Dr. Howard has been a world leader in fat grafting for over 25 years.  Patients travel from all over the world for his fat grafting mastery to rejuvenate their appearance, or fat grafting for reconstructive procedures due to injury or birth defects.  To learn more about fat grafting for  lip enhancement, facial rejuvenation, or cosmetic hand rejuvenation please visit:

Read more about Dr. Paul Howard’s lip augmentation.

Lip Augmentation Before Picture Lip augmentation before photo
Lip Augmentation After Picture Lip Augmentation after picture

Laser, Light Savers, and other Fanciful Ideas

There are literally hundreds of companies developing, manufacturing, and selling laser systems to treat a wide variety of ailments. Some of these laser platforms actually work, but for the most part they never live-up to the expectations created by their marketing campaigns. There are many companies that sell the exact same technology as others but offer new “bells and whistles” as well as more attractive packaging. Doctors have a bewildering number of choices with conflicting claims of “remarkable” results. Complicating the marketplace even further is that the companies market their laser and other “do-dads” directly to the patient hoping that patient inquiries to their doctors will drive the marketplace rather than scientific studies which determine the efficacy of a specific laser treatment.

Concomitant with the latest marketing schemes a lexicon has evolved to describe the wondrous things these lasers can do. Certain words reappear frequently such as: powerful, pain-free, immediate visible results with superior comfort, fast treatment times, and the ubiquitous product that produces superior results and a great ROI (return of investment).

Besides shooting down enemy missiles (ICBM) and providing the “red dot” for laser guided weapon systems, today’s lasers are useful but not required to treat the following: tattoos, vascular skin lesions, superficial facial wrinkles, acne scarring, and for skin rejuvenation in its most generic form. It is human nature to want to look younger with no surgery, no down-time, and no pain. Unfortunately, this is rarely if ever possible. The best plan is to consult first with a physician you trust that has knowledge about Plastic Surgery and skin rejuvenation. Hopefully he or she can help you make sense of the aesthetic industry and give you useable information regarding your particular wishes. Many times a laser may not be necessary at all when much simpler explanation and recommendation will suffice. Sometimes common sense will lead you to the right answer. It is always true that a claim that is too good to be true frequently is.

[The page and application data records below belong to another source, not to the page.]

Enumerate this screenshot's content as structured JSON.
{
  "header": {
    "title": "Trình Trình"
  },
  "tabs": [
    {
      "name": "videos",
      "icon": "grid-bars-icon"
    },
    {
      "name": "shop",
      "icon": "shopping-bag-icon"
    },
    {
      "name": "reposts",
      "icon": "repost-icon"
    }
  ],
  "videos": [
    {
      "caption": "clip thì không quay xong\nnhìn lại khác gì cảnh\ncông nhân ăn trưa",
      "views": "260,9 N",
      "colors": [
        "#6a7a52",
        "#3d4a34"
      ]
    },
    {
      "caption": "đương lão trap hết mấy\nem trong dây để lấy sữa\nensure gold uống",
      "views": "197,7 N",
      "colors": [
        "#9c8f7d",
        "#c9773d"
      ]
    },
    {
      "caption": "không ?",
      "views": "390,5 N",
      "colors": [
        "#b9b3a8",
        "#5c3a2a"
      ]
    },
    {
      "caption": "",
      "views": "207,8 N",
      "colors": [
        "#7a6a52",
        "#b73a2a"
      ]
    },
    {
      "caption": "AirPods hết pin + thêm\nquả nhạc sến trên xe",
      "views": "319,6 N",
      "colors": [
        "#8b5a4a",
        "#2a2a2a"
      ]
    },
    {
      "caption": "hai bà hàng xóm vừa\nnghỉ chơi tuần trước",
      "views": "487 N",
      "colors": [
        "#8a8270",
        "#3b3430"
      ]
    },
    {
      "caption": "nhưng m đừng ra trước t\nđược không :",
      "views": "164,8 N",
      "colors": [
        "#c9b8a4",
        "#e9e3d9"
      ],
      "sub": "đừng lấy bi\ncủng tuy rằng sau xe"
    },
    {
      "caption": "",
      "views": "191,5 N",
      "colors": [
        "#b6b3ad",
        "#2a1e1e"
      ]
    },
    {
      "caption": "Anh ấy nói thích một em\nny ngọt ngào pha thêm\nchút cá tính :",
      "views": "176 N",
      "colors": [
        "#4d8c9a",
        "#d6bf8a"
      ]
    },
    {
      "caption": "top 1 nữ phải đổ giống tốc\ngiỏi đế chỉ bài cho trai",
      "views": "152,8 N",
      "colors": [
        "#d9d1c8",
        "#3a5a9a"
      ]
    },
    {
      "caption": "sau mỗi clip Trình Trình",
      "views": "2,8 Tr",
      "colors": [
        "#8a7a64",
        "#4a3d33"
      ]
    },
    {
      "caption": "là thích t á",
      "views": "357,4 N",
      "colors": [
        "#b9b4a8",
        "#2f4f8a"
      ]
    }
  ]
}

There are a number of newer technologies now available that are not lasers but make fanciful claims. Intense Pulse Light (IPL), cold therapy (Zerona®), mesotherapy, and radio frequency (RF) tissue healing are out there with little to no data proving their efficacy. A very thoughtful Plastic Surgeon once said, “I’d rather not be the first to jump on the new technology band wagon, nor do I want to be the last.”

Dr. Paul Howard is Board Certified by the American Board of Plastic Surgery. To learn more about Dr. Howard and his Plastic Surgery practice in Birmingham, Alabama please go to his web site:

PaulHowardMD.com